Sports Cliches That I HATE!
Call me old school. Call me a hater. Call me elitist. It’s probably all true. Two things drive me crazy when I listen to sports on TV or the radio – persons who are inarticulate, and hearing the same stupid clichés over … and over … and over … and over …
“He ran for a buck seventy.“
When was the last time you used a dollar? Do you realize how worthless a dollar is? Now let’s do some math – what’s an additional 70% of worthless? That’s right … WORTHLESS!! Do we really need to be so mathematically impaired as to arbitrarily screw with decimal points for no reason? What is it about running 1.70 that I’m supposed to be impressed with? I like 170 yards just fine. If you’re going to screw with decimals, make it 17,000. Yeah, he ran for 17,000 yards. It’s just as accurate and I like that a helluva lot better.
“And the Duck defense pitched a shutout.”

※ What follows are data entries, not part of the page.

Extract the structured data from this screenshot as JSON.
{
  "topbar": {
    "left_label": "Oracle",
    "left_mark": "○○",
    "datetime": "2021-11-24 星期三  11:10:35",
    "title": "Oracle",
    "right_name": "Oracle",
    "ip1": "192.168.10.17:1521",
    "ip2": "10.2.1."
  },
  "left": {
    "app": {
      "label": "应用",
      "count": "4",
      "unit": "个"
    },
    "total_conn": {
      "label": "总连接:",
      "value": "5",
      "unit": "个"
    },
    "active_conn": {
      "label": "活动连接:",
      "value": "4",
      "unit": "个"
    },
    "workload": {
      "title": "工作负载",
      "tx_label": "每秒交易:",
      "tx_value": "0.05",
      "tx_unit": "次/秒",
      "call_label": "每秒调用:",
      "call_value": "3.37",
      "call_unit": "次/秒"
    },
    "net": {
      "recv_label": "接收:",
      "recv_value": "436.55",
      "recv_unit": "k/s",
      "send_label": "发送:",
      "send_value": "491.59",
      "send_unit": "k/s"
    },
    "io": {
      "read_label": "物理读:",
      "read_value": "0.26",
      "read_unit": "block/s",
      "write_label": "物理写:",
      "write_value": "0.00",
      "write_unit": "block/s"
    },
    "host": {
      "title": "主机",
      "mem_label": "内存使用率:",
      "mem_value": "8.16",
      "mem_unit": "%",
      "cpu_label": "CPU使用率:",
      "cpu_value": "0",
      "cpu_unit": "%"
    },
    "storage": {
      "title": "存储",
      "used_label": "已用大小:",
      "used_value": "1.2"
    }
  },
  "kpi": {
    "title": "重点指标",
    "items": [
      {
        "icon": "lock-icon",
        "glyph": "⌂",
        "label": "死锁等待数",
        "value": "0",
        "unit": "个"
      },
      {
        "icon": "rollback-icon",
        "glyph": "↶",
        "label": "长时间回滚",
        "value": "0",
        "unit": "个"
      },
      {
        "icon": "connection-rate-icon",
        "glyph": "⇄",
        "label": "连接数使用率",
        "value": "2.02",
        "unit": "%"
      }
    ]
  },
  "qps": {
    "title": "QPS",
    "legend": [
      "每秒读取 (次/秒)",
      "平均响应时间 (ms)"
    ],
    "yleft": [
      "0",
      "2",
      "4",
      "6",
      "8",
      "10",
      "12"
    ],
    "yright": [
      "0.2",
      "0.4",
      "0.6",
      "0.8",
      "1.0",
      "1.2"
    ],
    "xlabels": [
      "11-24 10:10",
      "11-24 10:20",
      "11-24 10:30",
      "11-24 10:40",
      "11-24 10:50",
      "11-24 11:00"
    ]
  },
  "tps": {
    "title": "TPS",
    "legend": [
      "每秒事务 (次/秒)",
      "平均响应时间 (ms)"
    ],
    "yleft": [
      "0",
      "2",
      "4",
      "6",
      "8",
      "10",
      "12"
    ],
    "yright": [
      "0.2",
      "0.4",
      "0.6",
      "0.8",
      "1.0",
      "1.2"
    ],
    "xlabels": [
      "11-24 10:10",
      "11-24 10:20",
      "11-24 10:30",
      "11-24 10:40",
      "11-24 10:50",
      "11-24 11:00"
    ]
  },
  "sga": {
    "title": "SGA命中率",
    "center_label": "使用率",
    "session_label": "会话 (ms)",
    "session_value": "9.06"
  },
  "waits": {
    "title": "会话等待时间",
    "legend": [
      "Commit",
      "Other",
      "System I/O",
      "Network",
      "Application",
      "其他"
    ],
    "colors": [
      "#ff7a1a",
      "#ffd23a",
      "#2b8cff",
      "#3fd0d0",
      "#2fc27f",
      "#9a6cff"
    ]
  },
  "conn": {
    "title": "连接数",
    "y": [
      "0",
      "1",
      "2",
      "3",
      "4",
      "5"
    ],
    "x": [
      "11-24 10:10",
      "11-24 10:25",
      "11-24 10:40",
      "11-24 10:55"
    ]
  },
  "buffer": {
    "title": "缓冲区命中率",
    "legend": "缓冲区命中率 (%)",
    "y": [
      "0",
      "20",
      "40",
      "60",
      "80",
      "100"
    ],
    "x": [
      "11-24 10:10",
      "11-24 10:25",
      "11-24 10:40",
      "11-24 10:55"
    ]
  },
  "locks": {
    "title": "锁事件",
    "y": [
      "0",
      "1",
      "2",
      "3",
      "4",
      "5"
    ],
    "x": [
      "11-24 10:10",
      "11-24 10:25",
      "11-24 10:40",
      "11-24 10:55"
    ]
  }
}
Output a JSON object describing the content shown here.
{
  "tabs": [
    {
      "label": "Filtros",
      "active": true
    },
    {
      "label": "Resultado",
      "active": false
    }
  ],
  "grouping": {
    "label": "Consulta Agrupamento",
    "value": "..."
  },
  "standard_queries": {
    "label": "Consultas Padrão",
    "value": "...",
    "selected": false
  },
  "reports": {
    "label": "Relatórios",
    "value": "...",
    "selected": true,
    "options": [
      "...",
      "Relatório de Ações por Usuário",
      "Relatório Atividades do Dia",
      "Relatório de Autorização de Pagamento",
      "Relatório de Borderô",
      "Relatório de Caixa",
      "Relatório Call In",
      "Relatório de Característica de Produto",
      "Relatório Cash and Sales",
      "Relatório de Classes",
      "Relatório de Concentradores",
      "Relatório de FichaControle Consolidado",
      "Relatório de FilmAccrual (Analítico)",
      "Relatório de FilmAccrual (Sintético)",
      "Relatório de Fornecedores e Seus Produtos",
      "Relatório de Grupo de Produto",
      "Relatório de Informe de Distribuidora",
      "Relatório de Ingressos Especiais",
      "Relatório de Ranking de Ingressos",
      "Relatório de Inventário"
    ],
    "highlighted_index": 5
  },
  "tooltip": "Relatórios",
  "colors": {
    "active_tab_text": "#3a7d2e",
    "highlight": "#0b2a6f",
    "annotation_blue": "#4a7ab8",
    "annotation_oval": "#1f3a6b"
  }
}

What what what? I have an idea – how about if we don’t mix sports terms? If I want to hear baseball terminology I’ll listen to a baseball game! I don’t do that because listening to baseball is boring, and only exceeded in boredom by listening to golf. In fact, it’s so boring that I’m going to take a nap now. That’s the price I pay for even talking about this.
“They’re going to pin their ears back.”
Really? With what are they going to pin their ears back, a stapler? Power staple their ears to the side of their head? Sounds pleasant. No, I get this. You’re going to equate college football players with dogs. You’re going to say these young lads – I’m sorry, DOGS – need to pin their ears back. Ugh. No thanks. The only time this phrase will be allowed is when you’re talking about the Fuskies. Pin their ears back all you want – even with staples. Be my guest. Don’t use it anytime else.
“It never rains in Autzen stadium.”
Horse hockey. I’m here to tell you that it DOES rain in Autzen stadium, and listening to this drivel is like hearing nails on the chalkboard. Let me tell you about rain. I had to endure the game with Washington in 1996. This was the only game I ever took my dad to. It rained all game. We lost to the Fuskies. It was beyond miserable. Don’t EVEN tell me it never rains in Autzen Stadium when I have to endure a rain-soaked loss to the hated Fuskies. IT RAINS!!! Deal with it. Just don’t say it never rains in Autzen stadium.
“They lost 47-26 for a 21 point differential.”
It’s not a differential, it’s a DIFFERENCE. What is it about sports people being so freaking mathematically challenged?? There’s no ratio involved, so there’s no differential. DIFFERENCE. I had someone who was on a board say something much like this, and called it a differential. I said it’s a difference. He said no, Google it. GOOGLE IT?? You have to be kidding me, opinion on a google search is where you’re going to research basic mathematics? Really??
This guy was a CPA. Figures.
“At the end of the day.“
Okay, Mr. Time Bandit, are we talking the end of your day or the end of mine? Significant events are to be evaluated on their own merit, not at your intellectually inert “end of the day.” I’m willing to bet that I’m still going for hours and hours at your self-significant “end of the day.” Get over it, and yourself. At the end of the day, you’re just spouting another stupid cliché.
“Win The Day“
Excuse me, this is not a cliché. It is the sacred ground upon which we decimate your team and expose the weakness of your ego. This is not a cliché. This is a religion; the God’s-honest truth. And if you’re an atheist, I can provide empirical data supporting the claim that WTD is a proven formula that has turned an out-of-the-way Northwestern school football program into a national power. No cliché to see here, folks … move along, move along …